- Obviously, the “we don’t have anything in common anymore” line was a load of crap. Dave met a 30-something waitress while on a work-related trip to Phoenix a year or so ago. They’ve been communicating ever since via text and Facebook, and he’s made a few additional work trips out there as well.
- The other woman has two young kids and lots of tattoos. (There’s no doubt that the tattoos were the common thread that brought them together. Dave would often approach other people in bars and breweries who had tattoos and strike up a conversation.) Is being a 58-year-old step dad in the cards?
- Pat also thinks that he has some sort of a relationship with a woman who lives locally as well. Though the details on this person are still a bit fuzzy. (More info to come perhaps?)
- Dave is carrying on as if everything is hunky-dory and that they’re going to be friends after the divorce. Pat says, “To hell with that!”
- Their adult kids are pissed off and refuse to talk with Dave.
- Dave is indeed an alcoholic and often self-medicates with other prescription drugs. He is also ADHD. I would think that as a quality control engineer, he must be a fairly high functioning alcoholic. (Or the quality of the products where he works – suck!)
- Dave is very self-centered. (We already knew this!)
- Pat is moving into an apartment at the end of the month, while Dave is buying a townhouse closer to his work. She will eventually move back to New York (Dave was transferred here ten years ago.)
- They are sending their two beloved golden retrievers to live temporarily with their daughter and her husband in New York.
- They are doing a collaborative divorce.
- They had planned on retiring in a couple of years. The impending divorce will destroy that notion.
- Pat is done.
I’m sure there is more that Linda relayed to me that I’m forgetting, but it sure seems like a familiar script that is being played out.

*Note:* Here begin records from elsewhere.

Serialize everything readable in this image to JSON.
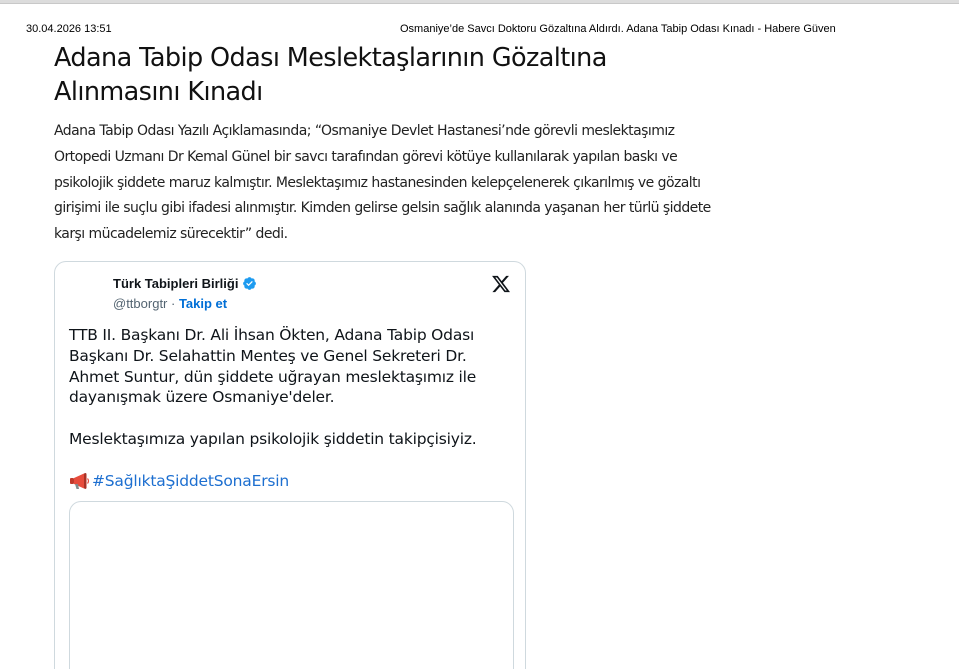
{
  "print_header": {
    "date": "30.04.2026 13:51",
    "title": "Osmaniye’de Savcı Doktoru Gözaltına Aldırdı. Adana Tabip Odası Kınadı - Habere Güven"
  },
  "article": {
    "headline": "Adana Tabip Odası Meslektaşlarının Gözaltına Alınmasını Kınadı",
    "body": "Adana Tabip Odası Yazılı Açıklamasında; “Osmaniye Devlet Hastanesi’nde görevli meslektaşımız Ortopedi Uzmanı Dr Kemal Günel bir savcı tarafından görevi kötüye kullanılarak yapılan baskı ve psikolojik şiddete maruz kalmıştır. Meslektaşımız hastanesinden kelepçelenerek çıkarılmış ve gözaltı girişimi ile suçlu gibi ifadesi alınmıştır. Kimden gelirse gelsin sağlık alanında yaşanan her türlü şiddete karşı mücadelemiz sürecektir” dedi."
  },
  "tweet": {
    "author_name": "Türk Tabipleri Birliği",
    "handle": "@ttborgtr",
    "separator": " · ",
    "follow_label": "Takip et",
    "paragraph1": "TTB II. Başkanı Dr. Ali İhsan Ökten, Adana Tabip Odası Başkanı Dr. Selahattin Menteş ve Genel Sekreteri Dr. Ahmet Suntur, dün şiddete uğrayan meslektaşımız ile dayanışmak üzere Osmaniye'deler.",
    "paragraph2": "Meslektaşımıza yapılan psikolojik şiddetin takipçisiyiz.",
    "hashtag": "#SağlıktaŞiddetSonaErsin",
    "icons": {
      "verified": "verified-badge-icon",
      "logo": "x-logo-icon",
      "megaphone": "megaphone-icon"
    },
    "colors": {
      "link": "#1d6fd0",
      "follow": "#006fd6",
      "verified": "#1d9bf0",
      "border": "#cfd9de"
    }
  }
}
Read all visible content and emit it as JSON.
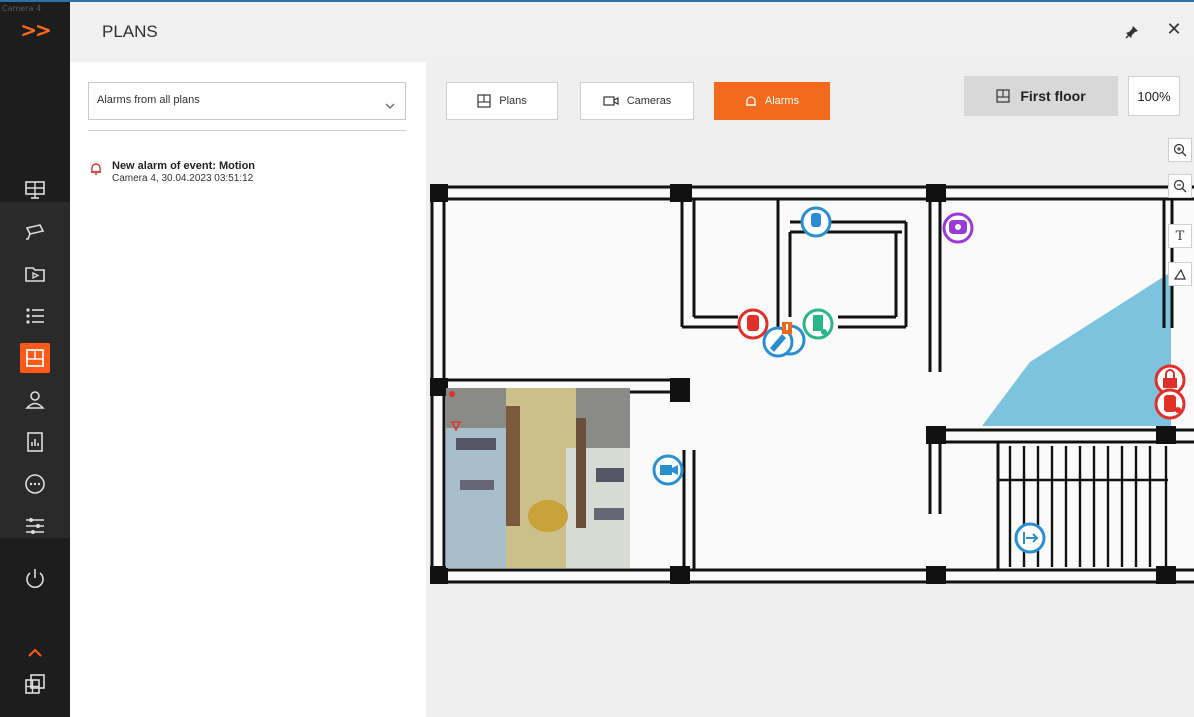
{
  "rail": {
    "expand_label": "Camera 4",
    "colors": {
      "accent": "#ff5a1a",
      "bg": "#1d1d1d"
    }
  },
  "header": {
    "title": "PLANS"
  },
  "left_panel": {
    "filter": {
      "value": "Alarms from all plans"
    },
    "alarms": [
      {
        "title": "New alarm of event: Motion",
        "subtitle": "Camera 4, 30.04.2023 03:51:12"
      }
    ]
  },
  "toolbar": {
    "plans_label": "Plans",
    "cameras_label": "Cameras",
    "alarms_label": "Alarms",
    "floor_label": "First floor",
    "zoom": "100%"
  },
  "tools": {
    "text_tool": "T"
  },
  "colors": {
    "alarm_orange": "#f46a1c",
    "camera_blue": "#2a8fd1",
    "alarm_red": "#e0302a",
    "door_green": "#2bb58a",
    "dome_purple": "#9b3bd6",
    "fov_blue": "#7cc3de"
  }
}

There must be something in the water!
The thing that is very curious to both Linda and I, is that on our 22-house cul-de-sac neighborhood, there have been 6 marriages that have experienced infidelity (including ours). Four ended in divorce while the other two survived.
Linda brought that up to me the other day and asked what the difference was between those who have made it and those who chose divorce.
We briefly thought about it and there was one very general observation (as we don’t know each circumstance intimately) that we came up with:
None of the couples that divorced tried to save their marriages after the infidelity was discovered.
Either the betrayed partner decided that infidelity was a deal breaker, or the unfaithful person left the marriage. (3 of the unfaithful persons wound up living with and/or marrying their affair partners. It still remains to be seen what Dave will do.)
None of these couples went to counseling. They didn’t stick around for several weeks or months to try and work things out. Nothing. They pretty much filed for divorce right away.
Those that are still married (including us) put in the work, struggled and fought for their marriage. And one thing that rang true in both instances…there was a strong woman who fought like hell for her marriage and wouldn’t give up, while their dumbass husband was trying to figure their shit out. (This is not to say that it couldn’t have been a strong man and a dumbass wife. But in this instance, it was the other way around.)
This situation next door is not a pleasant one and it really sucks. We hate to see our neighbors go – and another marriage end!
Photo credit: Jesper Sehested